Today is National Patient Safety Day and I have my fellow PSMM Mary Ellen guest posting about what we, as pregnant patients, should know to be better prepared for our deliveries
Despite your political stance on the Affordable Care Act, the Supreme Court ruling, or any of the media frenzy surrounding this landmark legislation, healthcare providers are taking steps to ensure safer deliveries and safer care for newborns and their mothers.
The United States continues to struggle with its infant and maternal mortality rates.
As a patient safety advocate focused on newborn, maternal and pediatric health issues, I was honored to be asked to sit on the advisory board for a new 2 year statewide initiative to reduce obstetrical adverse events. I am learning more and more every day about the challenges our complex medical system gives the clinicians eager to help us and our children.
This is the side of pregnancy and childbirth that is not very fun. This is the side people want to keep hidden behind a curtain. This is the side that we need to make sure is functioning safely or we will all be crushed.
A variety of healthcare improvement and oversight organizations in Pennsylvania have been awarded grants to help reduce obstetrical adverse events. There are a myriad of events that every mother, doctor and labor & delivery nurse will want to avoid. Two specific ones are:
What is significant about the number 39?
The weeks make it significant.

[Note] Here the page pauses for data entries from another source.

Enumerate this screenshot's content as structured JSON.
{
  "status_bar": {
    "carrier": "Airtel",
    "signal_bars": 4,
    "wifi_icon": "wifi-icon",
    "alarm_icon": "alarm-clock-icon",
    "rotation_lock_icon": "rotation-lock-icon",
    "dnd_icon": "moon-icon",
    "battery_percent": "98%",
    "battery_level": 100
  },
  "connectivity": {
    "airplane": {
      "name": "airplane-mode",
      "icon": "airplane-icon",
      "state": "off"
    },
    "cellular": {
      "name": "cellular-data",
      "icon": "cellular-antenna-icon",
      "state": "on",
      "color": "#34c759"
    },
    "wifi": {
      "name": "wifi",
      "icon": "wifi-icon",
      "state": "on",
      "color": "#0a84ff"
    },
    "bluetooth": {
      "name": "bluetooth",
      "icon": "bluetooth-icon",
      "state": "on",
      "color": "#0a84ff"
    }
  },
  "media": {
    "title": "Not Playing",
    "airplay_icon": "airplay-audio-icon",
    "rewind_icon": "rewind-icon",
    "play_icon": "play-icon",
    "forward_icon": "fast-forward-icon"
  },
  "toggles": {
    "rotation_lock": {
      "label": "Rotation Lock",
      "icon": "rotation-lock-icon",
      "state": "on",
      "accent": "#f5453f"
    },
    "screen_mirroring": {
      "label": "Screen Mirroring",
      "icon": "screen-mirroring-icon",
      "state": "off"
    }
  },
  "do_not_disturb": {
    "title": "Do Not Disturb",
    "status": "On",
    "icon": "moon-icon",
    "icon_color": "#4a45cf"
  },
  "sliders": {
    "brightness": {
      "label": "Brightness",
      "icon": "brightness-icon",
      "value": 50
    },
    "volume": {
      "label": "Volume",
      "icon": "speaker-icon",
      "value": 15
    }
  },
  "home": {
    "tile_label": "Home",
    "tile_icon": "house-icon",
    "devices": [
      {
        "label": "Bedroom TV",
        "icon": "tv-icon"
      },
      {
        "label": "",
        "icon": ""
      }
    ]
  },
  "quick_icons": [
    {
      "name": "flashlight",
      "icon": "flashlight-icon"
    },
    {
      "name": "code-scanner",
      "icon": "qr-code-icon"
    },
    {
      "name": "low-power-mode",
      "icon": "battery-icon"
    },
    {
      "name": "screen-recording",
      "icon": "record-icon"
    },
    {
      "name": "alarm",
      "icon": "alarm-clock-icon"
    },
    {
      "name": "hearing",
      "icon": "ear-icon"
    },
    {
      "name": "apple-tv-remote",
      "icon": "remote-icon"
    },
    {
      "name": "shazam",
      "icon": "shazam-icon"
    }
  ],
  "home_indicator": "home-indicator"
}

A new initiative spearheaded by the Centers for Medicare and Medicaid Services stresses the importance of pregnancy lasting at least 39 weeks whenever possible.
For a mom who is at 36 weeks of pregnancy during a heat wave in July it means unless there is a very specific clinical reason, you need to find ways to get comfortable for at least the next three weeks.
Don’t worry about arguing it with your doctor either. Your baby is safer inside for a little bit more. If you do not understand what the difference between 37 and 39 weeks is, make sure you immediately call your obstetrician’s office and have a candid conversation with your doc or nurse.
You can also learn more here thanks to The March of Dimes.
What’s up with the letters PPH?
Well, certainly not your blood pressure. PPH stands for a most frightening of conditions of delivery – postpartum hemorrhage. This sounds particularly scary. Clinical teams are developing checklists and ways to identify patients who may be at risk for this delivery complication.
A University of Pittsburgh physician has been working diligently on this issue. You can view his recent powerpoint here.
While a mom in labor may seem to be a passive participant to some of the scarier adverse events in delivery, if she is fully engaged before delivery a more positive outcome can result.
My son died in 2001 from substandard care he received in the week following his arrival. The communication between his clinicians and myself was lacking to put it mildly. I was a mild mannered and soft spoken young mom who was raised to not question authority. The respect for doctors continues ten years later to where we put our babies lives in the hands of clinicians we have never met before, in institutions for whom we have not accustomed ourselves to their safety records, during times in the young child’s life where they are extremely fragile.
As new moms and dads we spend countless hours online and in stores researching the best, the prettiest and the safest products for our little bundles of joy. From diapers to strollers to car seats, baby food and formula (of course breast is best) – we have our list of what is best for our baby and our family. Yet how often does an expectant parent ask an obstetrician about their c-section rate? Their infection rate at the delivering hospital? The maternal mortality?
Today there are not only social networks and groups where moms and dads can get candid reviews of clinicians and hospitals. There are also evidenced based best practices information and intriguing data offered on the website of reliable oversight organizations and non profits whose goal is to improve care outcomes by educating and informing today’s healthcare consumer.
The moment you become pregnant your child has started the journey through the healthcare maze. Your child needs an advocate to be educated, informed and empowered. As mom or dad, that is your first job – your child’s patient advocate. The job starts before he/she has been issued a social security number.
There are many that want to help you.
Learn about and remember these basics:
*Build a rapport based on openness and full disclosure with your obstetrician as early as possible.
*Collaborate with your clinician for a healthy delivery AFTER 39 weeks of pregnancy
*Understand Patient & Family activated rapid response team
*Bring hospital’s Patient Advocate Office Contact number
*Never hold your baby while you both have IVs
*Ask about medications
*Maintain accurate journal of all healthcare information
*Expect healthcare personnel to identify themselves by name, position, and purpose of interaction every time